Exercise objective
Search the entries for the word "flavor". Copy each line in which it is found.

Supplied records
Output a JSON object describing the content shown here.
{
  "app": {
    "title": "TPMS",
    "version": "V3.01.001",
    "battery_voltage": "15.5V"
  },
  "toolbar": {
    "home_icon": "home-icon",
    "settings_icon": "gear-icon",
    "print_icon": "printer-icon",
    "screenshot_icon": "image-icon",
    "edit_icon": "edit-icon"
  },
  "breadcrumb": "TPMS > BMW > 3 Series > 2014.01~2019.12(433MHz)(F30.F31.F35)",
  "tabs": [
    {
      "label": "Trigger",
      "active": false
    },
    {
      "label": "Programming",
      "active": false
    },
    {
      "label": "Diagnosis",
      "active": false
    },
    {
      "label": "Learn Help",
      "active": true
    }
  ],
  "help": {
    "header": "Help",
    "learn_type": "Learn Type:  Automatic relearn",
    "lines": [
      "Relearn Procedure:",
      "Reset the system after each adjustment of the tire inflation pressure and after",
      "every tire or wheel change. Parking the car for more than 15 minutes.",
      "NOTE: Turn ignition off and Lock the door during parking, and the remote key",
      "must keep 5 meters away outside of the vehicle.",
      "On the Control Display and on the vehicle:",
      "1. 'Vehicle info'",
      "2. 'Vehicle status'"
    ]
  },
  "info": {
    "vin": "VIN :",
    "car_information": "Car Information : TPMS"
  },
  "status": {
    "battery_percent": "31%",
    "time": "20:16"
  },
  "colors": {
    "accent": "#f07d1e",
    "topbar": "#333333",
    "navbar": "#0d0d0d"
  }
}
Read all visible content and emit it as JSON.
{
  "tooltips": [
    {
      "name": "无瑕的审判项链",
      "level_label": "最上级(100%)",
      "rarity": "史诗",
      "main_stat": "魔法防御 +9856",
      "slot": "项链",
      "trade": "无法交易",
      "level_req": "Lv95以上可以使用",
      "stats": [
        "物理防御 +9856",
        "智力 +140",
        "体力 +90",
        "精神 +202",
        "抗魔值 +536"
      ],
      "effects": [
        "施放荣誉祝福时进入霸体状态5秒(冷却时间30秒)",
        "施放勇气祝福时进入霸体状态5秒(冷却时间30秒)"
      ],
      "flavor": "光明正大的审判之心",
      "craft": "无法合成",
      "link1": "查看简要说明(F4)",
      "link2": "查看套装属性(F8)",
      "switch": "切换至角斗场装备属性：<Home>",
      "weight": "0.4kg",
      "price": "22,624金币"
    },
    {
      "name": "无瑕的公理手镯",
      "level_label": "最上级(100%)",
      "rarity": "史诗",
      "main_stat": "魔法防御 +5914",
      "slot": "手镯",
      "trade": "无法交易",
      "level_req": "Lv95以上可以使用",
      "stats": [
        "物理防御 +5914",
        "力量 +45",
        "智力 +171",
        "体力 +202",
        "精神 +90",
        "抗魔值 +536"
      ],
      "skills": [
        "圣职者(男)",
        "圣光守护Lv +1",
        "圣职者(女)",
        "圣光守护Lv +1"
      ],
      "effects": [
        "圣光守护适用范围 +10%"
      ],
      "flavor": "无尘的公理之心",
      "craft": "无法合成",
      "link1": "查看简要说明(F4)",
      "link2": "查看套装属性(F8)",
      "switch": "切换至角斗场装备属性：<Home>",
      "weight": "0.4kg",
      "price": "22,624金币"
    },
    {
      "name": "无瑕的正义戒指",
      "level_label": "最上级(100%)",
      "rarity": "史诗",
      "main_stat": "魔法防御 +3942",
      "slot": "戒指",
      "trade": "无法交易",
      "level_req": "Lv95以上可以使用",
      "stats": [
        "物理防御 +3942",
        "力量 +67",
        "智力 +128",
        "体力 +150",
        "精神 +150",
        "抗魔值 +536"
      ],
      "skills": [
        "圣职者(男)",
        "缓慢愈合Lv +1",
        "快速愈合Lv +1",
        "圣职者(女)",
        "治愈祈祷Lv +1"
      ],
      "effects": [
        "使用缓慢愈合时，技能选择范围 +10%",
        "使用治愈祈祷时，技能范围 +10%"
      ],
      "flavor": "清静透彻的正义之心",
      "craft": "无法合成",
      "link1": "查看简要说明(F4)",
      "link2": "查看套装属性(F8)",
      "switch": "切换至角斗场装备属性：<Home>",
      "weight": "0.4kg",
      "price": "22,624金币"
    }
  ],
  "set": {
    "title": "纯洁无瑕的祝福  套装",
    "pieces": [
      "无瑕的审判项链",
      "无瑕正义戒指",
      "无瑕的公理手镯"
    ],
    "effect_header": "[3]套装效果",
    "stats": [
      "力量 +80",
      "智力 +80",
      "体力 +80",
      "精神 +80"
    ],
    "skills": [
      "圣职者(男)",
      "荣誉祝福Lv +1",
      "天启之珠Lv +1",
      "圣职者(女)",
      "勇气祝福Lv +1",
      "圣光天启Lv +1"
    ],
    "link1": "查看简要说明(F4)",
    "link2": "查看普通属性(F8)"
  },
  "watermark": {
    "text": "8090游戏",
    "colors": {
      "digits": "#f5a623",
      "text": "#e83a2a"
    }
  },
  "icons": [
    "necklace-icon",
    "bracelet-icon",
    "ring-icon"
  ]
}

Task result
      "flavor": "光明正大的审判之心",
      "flavor": "无尘的公理之心",
      "flavor": "清静透彻的正义之心",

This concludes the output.